For the women, things are a little different; sometimes it feels like they're characters in a different movie. So strung out that she's reduced to finding usable veins in her neck, Sid is nonetheless a failed mother type. Streetwise but kittenish, she innately understands the hazards faced by a girl who snorts meth and a lost boy who scores his drug money breaking into vending machines. Griffith is not the subtlest actress on the planet, but this change of pace suits her well: In Sid's yearning and desperation, we imagine her adolescence, and it exactly mirrors poor Rosie's. For a stubborn realist, Clark has helped create an awfully sympathetic character here. Wagner, who is the daughter of Natalie Wood, is exactly the right counterpart to Griffith: A wary survivalist who's already seen and done more than her share, Rosie still can't quite subdue a certain schoolgirl enthusiasm.
Derived from a jailhouse novel by an ex-con named Eddie Little, the movie suggests to us that under different circumstances, Mel and Sid might pass for pretty good parents. That's a nice idea, if not a very convincing one, and it comes close to violating the director's view about what a rotten place the world is. Meanwhile, Paradise trots out all the road-crime conventions--big nights on the town, drug deals gone disastrously wrong, sudden gun battles with psychopaths. For a guy who clearly believes he's revolutionizing a genre, Clark sometimes plays it awfully straight.
How harsh and empty is life for Bobbie and Rosie? The director twice plunks them down, dumb-faced and dewy-eyed, in front of a TV set whose screen is filled with snow. They don't get the picture. They have no vision of life. There's no future. Okay, but haven't we seen and heard all this before? The anxiety of life. The alienation. The failure of society to protect its children. The necessity of inventing new forms of intimacy because the old ones have broken down. Another Day in Paradise deserves high marks as a tough, mouthy movie salted with social ironies, blunt violence and offbeat humor. But in the end, it's just a bit preachy. And that's not the best thing for a moviemaker who doesn't care for sermons.

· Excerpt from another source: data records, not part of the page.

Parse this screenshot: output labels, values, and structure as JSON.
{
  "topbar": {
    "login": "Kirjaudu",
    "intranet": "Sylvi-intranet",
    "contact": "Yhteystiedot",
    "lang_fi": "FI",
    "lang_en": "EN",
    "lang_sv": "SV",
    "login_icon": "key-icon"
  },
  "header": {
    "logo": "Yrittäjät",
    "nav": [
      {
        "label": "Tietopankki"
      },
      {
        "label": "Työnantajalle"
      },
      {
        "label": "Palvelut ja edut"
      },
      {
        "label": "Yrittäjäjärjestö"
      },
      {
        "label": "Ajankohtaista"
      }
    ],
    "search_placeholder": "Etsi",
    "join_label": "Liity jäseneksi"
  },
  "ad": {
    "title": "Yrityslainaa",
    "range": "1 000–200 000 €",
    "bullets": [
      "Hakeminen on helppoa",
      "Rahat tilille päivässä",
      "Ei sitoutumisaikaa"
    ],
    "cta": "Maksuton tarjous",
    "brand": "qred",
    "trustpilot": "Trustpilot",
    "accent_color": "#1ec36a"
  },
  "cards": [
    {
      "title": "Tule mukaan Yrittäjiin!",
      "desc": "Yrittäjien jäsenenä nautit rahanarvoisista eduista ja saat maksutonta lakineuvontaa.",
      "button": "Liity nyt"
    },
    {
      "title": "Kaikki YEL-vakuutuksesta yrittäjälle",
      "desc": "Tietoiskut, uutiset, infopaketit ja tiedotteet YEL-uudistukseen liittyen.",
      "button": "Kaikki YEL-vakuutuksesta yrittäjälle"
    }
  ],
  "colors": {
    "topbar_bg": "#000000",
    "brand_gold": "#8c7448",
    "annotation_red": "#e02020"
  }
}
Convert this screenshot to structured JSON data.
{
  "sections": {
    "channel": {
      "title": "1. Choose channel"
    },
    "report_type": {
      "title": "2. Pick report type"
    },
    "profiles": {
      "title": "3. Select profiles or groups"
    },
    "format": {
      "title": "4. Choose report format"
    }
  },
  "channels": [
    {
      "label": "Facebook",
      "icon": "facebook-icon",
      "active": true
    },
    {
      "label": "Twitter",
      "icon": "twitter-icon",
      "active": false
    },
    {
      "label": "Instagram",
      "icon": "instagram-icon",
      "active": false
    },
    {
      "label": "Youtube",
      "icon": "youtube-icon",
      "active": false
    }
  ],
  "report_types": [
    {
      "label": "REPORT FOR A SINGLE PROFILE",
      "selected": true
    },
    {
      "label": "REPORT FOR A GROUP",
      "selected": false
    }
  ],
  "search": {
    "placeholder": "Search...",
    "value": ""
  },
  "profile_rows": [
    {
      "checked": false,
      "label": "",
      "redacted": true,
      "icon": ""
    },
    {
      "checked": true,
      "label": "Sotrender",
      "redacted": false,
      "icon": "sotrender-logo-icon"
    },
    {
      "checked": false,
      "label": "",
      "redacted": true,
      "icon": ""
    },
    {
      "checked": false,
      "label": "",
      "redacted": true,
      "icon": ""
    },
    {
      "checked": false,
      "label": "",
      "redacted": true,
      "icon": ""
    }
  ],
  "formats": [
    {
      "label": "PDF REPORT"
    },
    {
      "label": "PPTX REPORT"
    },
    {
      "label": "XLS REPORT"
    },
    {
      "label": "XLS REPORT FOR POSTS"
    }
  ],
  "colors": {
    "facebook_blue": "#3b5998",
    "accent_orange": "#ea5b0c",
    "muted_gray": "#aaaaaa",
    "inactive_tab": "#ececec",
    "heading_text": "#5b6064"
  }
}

Another Day in Paradise.
Directed by Larry Clark. Screenplay by Stephen Chin and Christopher Landon, from a novel by Eddie Little. Starring James Woods, Melanie Griffith, Vincent Kartheiser and Natasha Gregson Wagner.
Join My Voice Nation for free stuff, film info & more!